In a 6-2 opinion delivered by Justice William J. Brennan, the majority ruled that the Supreme Court has authority to review and alter state legislatures’ attempts to reapportion voting districts.  The Court dismissed the argument that the reapportionment of legislative districts is a “political question” (and thus left to the accountable political branches, and not to judicial process).

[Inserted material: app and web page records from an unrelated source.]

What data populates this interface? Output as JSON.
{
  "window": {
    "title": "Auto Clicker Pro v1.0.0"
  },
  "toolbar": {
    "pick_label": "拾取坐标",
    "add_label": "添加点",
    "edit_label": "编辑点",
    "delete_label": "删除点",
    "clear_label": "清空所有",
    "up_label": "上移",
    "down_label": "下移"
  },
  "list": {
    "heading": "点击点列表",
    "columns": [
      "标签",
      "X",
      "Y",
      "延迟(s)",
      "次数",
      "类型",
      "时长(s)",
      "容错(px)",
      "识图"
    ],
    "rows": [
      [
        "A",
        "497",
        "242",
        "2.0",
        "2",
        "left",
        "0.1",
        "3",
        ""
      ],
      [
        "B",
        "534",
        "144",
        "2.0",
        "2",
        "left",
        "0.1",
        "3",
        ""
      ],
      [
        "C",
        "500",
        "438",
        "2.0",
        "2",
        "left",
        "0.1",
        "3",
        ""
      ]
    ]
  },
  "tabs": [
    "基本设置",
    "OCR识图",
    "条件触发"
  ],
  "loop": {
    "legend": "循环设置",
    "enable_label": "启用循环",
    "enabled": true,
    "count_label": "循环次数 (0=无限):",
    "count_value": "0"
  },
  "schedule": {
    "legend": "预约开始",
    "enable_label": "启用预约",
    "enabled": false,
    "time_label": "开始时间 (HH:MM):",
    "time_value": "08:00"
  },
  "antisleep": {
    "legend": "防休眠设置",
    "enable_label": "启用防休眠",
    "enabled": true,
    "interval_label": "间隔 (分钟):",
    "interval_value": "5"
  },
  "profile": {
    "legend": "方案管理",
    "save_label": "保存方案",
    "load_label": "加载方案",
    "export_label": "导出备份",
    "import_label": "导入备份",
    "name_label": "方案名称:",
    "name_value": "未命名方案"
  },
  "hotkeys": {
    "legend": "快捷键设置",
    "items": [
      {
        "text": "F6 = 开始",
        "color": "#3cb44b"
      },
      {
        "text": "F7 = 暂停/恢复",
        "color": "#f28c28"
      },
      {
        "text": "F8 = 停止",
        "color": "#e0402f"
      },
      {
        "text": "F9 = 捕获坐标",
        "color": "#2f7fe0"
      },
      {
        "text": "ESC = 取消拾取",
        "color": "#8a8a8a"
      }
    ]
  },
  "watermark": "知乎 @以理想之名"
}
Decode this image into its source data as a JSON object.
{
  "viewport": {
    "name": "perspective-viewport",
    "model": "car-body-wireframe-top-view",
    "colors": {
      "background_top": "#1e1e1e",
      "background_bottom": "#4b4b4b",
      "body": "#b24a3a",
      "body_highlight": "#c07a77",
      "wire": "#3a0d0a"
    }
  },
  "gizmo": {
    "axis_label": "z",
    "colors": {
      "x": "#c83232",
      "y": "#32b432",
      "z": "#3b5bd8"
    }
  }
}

The Baker Court engages in judicial imperialism, establishing the reasoning that would lead to the judicial usurpation and management of virtually all features of the political questions arising in redistricting. From the time of Marbury v. Madison, the Court has recognized that “Questions, in their nature political . . . can never be made in this court.”  Despite the fact that the function of redistricting was clearly delegated to the political branches and had historically been recognized as beyond the province of the judiciary, the Court found that it was within its authority to decide the matter for the other branches.  In so doing, Baker enumerated six factors it would consider in weighing the justiciability of political questions—a test which in application has been criticized as greatly weakening the political question doctrine.

Case Basics


Court & Reporter NumberSupreme Court, 369 U.S. 186

Type(s) of Activism
  • Judicial Imperialism
Area(s) of law
  • Election Law
  • Hugo Lafayette Black
  • William J. Brennan
  • Tom C Clark
  • William Orville Douglas
  • Potter Stewart
  • Earl Warren
  • William Orville Douglas
  • Tom C Clark
  • Potter Stewart
  • Felix Frankfurter
  • John Marshall Harlan II